Thanks to an extensive restoration project in the Emigrant Creek sub-catchment, the Richmond River Estuary has taken a big step towards a healthier future. Collaboration between North Coast Local Land Services, 34 landholders, and Ballina Shire Council has restored 38 kilometres of riparian habitat.
The project primarily worked with macadamia growers and graziers in the Alstonville plateau to rehabilitate the riparian areas on their properties.
North Coast Land Services Officer, Genevieve Maley said, bush regeneration works were carried out to restore the structure, function, and integrity of native vegetation to reduce surface runoff and limit the amount of sediment entering waterways during flooding events.

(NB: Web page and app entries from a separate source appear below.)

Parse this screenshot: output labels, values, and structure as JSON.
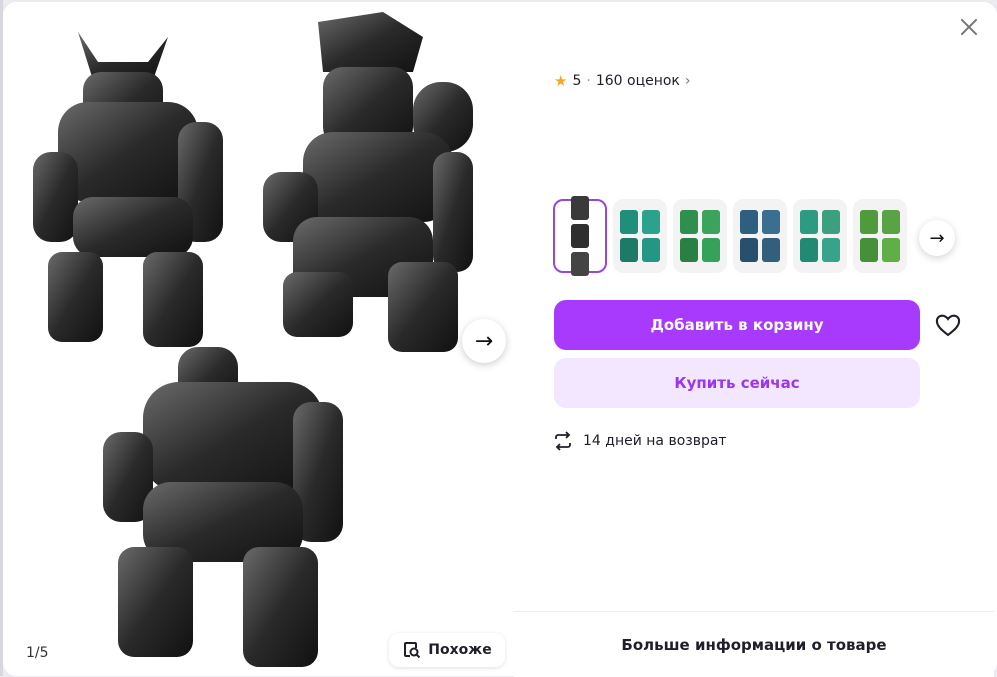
{
  "gallery": {
    "counter": "1/5",
    "similar_label": "Похоже",
    "next_arrow": "→"
  },
  "product": {
    "rating_value": "5",
    "rating_separator": "·",
    "ratings_count": "160 оценок",
    "rating_chevron": "›",
    "star_icon": "★"
  },
  "thumbnails": {
    "items": [
      {
        "colors": [
          "#3a3a3a",
          "#2f2f2f",
          "#444"
        ]
      },
      {
        "colors": [
          "#1f8f7b",
          "#2ba38c",
          "#1c7a67",
          "#249684"
        ]
      },
      {
        "colors": [
          "#2f8f4f",
          "#3aa35c",
          "#2a7f45",
          "#36a158"
        ]
      },
      {
        "colors": [
          "#2f5f7f",
          "#3b6f90",
          "#28506c",
          "#345f7c"
        ]
      },
      {
        "colors": [
          "#2d9a82",
          "#3aa07f",
          "#228a73",
          "#37a38a"
        ]
      },
      {
        "colors": [
          "#4f9a3a",
          "#5aa344",
          "#47903a",
          "#5fae47"
        ]
      }
    ],
    "next_arrow": "→"
  },
  "actions": {
    "add_to_cart": "Добавить в корзину",
    "buy_now": "Купить сейчас"
  },
  "returns": {
    "text": "14 дней на возврат"
  },
  "footer": {
    "more_info": "Больше информации о товаре"
  },
  "colors": {
    "primary": "#a73afd",
    "primary_light": "#f3e6ff",
    "star": "#f5a623"
  }
}
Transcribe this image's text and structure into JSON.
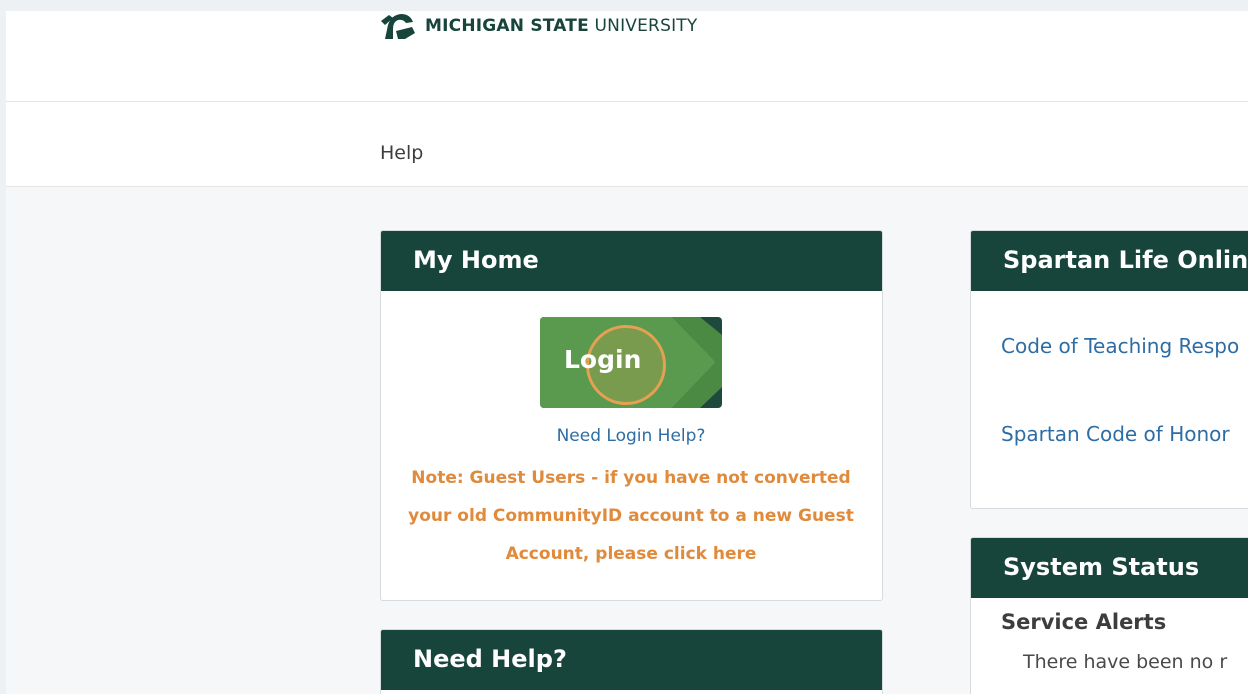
{
  "header": {
    "logo": {
      "bold": "MICHIGAN STATE",
      "light": "UNIVERSITY"
    }
  },
  "nav": {
    "help": "Help"
  },
  "my_home": {
    "title": "My Home",
    "login_label": "Login",
    "need_login_help": "Need Login Help?",
    "guest_note": "Note: Guest Users - if you have not converted your old CommunityID account to a new Guest Account, please click here"
  },
  "spartan_life": {
    "title": "Spartan Life Onlin",
    "links": [
      "Code of Teaching Respo",
      "Spartan Code of Honor"
    ]
  },
  "need_help": {
    "title": "Need Help?"
  },
  "system_status": {
    "title": "System Status",
    "alerts_title": "Service Alerts",
    "alerts_text": "There have been no r"
  },
  "colors": {
    "brand_green": "#18453b",
    "login_green": "#5a9a4e",
    "link_blue": "#2e6da4",
    "note_orange": "#e08a3c"
  },
  "icons": {
    "logo_mark": "spartan-helmet-icon",
    "login_arrow": "chevron-arrow-icon"
  }
}
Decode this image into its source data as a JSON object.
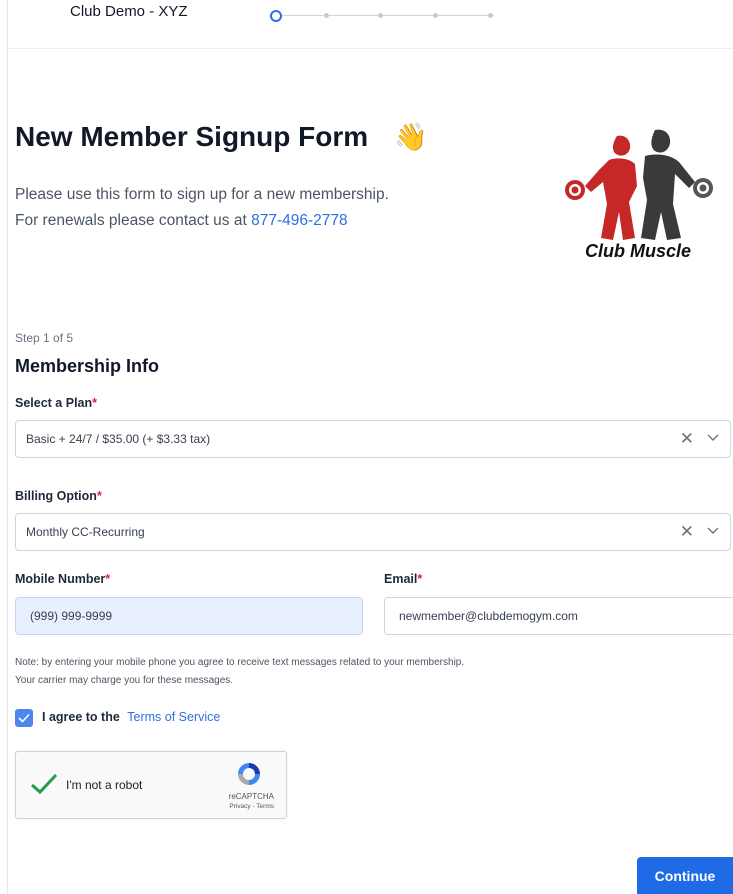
{
  "header": {
    "club_name": "Club Demo - XYZ",
    "steps_total": 5,
    "current_step": 1
  },
  "hero": {
    "title": "New Member Signup Form",
    "intro_line1": "Please use this form to sign up for a new membership.",
    "intro_line2_prefix": "For renewals please contact us at",
    "phone": "877-496-2778",
    "logo_text": "Club Muscle"
  },
  "form": {
    "step_label": "Step 1 of 5",
    "section_title": "Membership Info",
    "plan": {
      "label": "Select a Plan",
      "required_mark": "*",
      "value": "Basic + 24/7 / $35.00 (+ $3.33 tax)"
    },
    "billing": {
      "label": "Billing Option",
      "required_mark": "*",
      "value": "Monthly CC-Recurring"
    },
    "mobile": {
      "label": "Mobile Number",
      "required_mark": "*",
      "value": "(999) 999-9999"
    },
    "email": {
      "label": "Email",
      "required_mark": "*",
      "value": "newmember@clubdemogym.com"
    },
    "note_line1": "Note: by entering your mobile phone you agree to receive text messages related to your membership.",
    "note_line2": "Your carrier may charge you for these messages.",
    "agree_prefix": "I agree to the",
    "terms_link": "Terms of Service",
    "agree_checked": true
  },
  "recaptcha": {
    "label": "I'm not a robot",
    "brand": "reCAPTCHA",
    "links": "Privacy - Terms"
  },
  "actions": {
    "continue_label": "Continue"
  },
  "colors": {
    "primary": "#1f6be6",
    "link": "#2f6fe0",
    "required": "#e11d48",
    "autofill": "#e8f0fe"
  }
}
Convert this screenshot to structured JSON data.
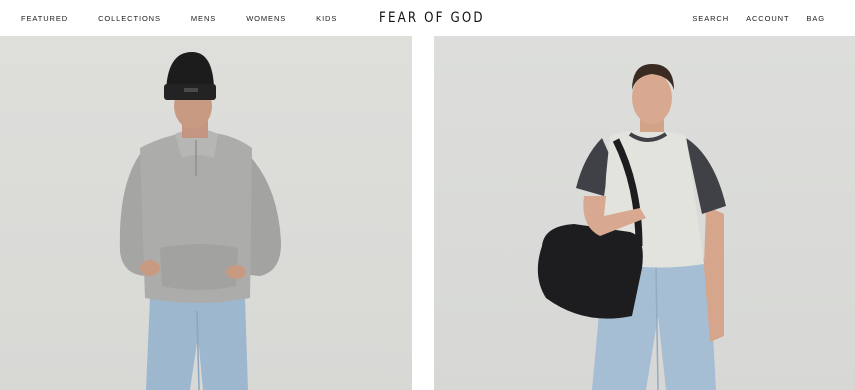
{
  "header": {
    "nav_left": [
      "FEATURED",
      "COLLECTIONS",
      "MENS",
      "WOMENS",
      "KIDS"
    ],
    "logo": "FEAR OF GOD",
    "nav_right": [
      "SEARCH",
      "ACCOUNT",
      "BAG"
    ]
  },
  "panels": [
    {
      "image": "model-in-grey-hoodie-and-black-beanie",
      "colors": {
        "hoodie": "#a9aaa7",
        "beanie": "#1c1c1c",
        "jeans": "#9db7cf",
        "skin": "#c99a82"
      }
    },
    {
      "image": "model-in-raglan-tee-with-black-bag",
      "colors": {
        "tee": "#e3e3de",
        "sleeves": "#3f4147",
        "bag": "#1d1d1f",
        "jeans": "#a6bed4",
        "skin": "#d8a990"
      }
    }
  ]
}
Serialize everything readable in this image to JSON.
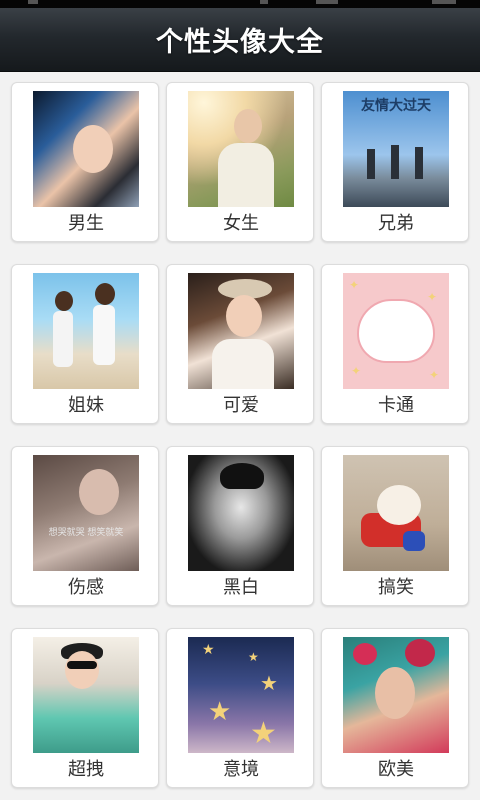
{
  "app": {
    "title": "个性头像大全"
  },
  "categories": [
    {
      "label": "男生",
      "thumb_icon": "boy-portrait-photo"
    },
    {
      "label": "女生",
      "thumb_icon": "girl-portrait-photo"
    },
    {
      "label": "兄弟",
      "thumb_icon": "friends-jumping-photo",
      "overlay_text": "友情大过天"
    },
    {
      "label": "姐妹",
      "thumb_icon": "sisters-beach-photo"
    },
    {
      "label": "可爱",
      "thumb_icon": "cute-girl-photo"
    },
    {
      "label": "卡通",
      "thumb_icon": "cartoon-pig-image"
    },
    {
      "label": "伤感",
      "thumb_icon": "sad-girl-photo",
      "overlay_text": "想哭就哭  想笑就笑"
    },
    {
      "label": "黑白",
      "thumb_icon": "black-white-photo"
    },
    {
      "label": "搞笑",
      "thumb_icon": "funny-dog-photo"
    },
    {
      "label": "超拽",
      "thumb_icon": "cool-boy-photo"
    },
    {
      "label": "意境",
      "thumb_icon": "stars-mood-image"
    },
    {
      "label": "欧美",
      "thumb_icon": "western-girl-photo"
    }
  ]
}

“Rehabilitating these areas will lead to increased ecological function, help mitigate pollutants entering the waterway and increase bank stability, while also increasing biodiversity, creating healthy wildlife corridors, and rehabilitating the Big Scrub Rainforest,” Ms Maley said.
With the support of landowners, on ground works, including bush regeneration and fencing of water sources to prevent stock access, has led to 38 kilometres and 70 hectares of rehabilitation works occurring since 2019.
General Manager Louise Orr, North Coast Local Land Service, said the project will improve the health of Emigrant Creek catchment by enhancing the ongoing management of both agricultural systems and their adjacent riparian vegetation which is often home to a range of threatened species.
“Better management of vegetation will lead to improved water quality that will have long lasting benefits to the Marine Estate and communities in the North Coast,” Ms Orr said.
These works form part of the North Coast Local Land Services NSW Government funded Marine Estate Management Strategy project to improve the health of the Richmond River Catchment.
A video showcasing this project can be viewed on the North Coast Local Land Services YouTube play list https://youtu.be/c5XSSq9fdsk